The Centers for Disease Control (CDC) Prevention found that in 2017 there were 1,400 deaths sue to sudden infant death syndrome (SIDS) in the United States. SIDS is the leading cause of postneonatal mortality, with an overall rate of 0.39/1000 births. The National Institutes of Health (NIH) supported study, Concurrent prenatal drinking and smoking increases risk for SIDS: Safe Passage Study report, examined the patterns of drinking and smoking during pregnancy that increase risk of SIDS. Many studies have found links between alcohol exposure, smoking and SIDS. The Safe Passage Study tested the theory that prenatal exposure to alcohol, tobacco cigarettes, or both increases the risk for SIDS.

Results of the study included that the role of dual exposures to prenatal smoking and drinking are risk factors for SIDS. Researchers focused on the influence of frequency and timing of prenatal exposure to tobacco and alcohol which concluded that infants whose mothers combined smoking and drinking beyond the first trimester were at the greatest risk for infant mortality. The CDC, United States Surgeon General and the World Health Organization’s recommendation of no smoking and drinking during pregnancy are aligned with the Safe Passage Study findings.

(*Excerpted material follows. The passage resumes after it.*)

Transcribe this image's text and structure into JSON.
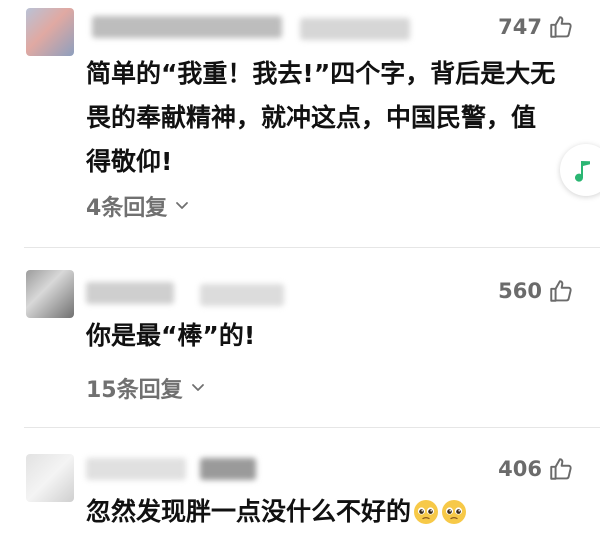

This study emphasized the need for the public health to address the dangers of drinking and smoking during pregnancy and the public health impact for screenings and early detection and intervention for pregnant mothers. To access the study, click here.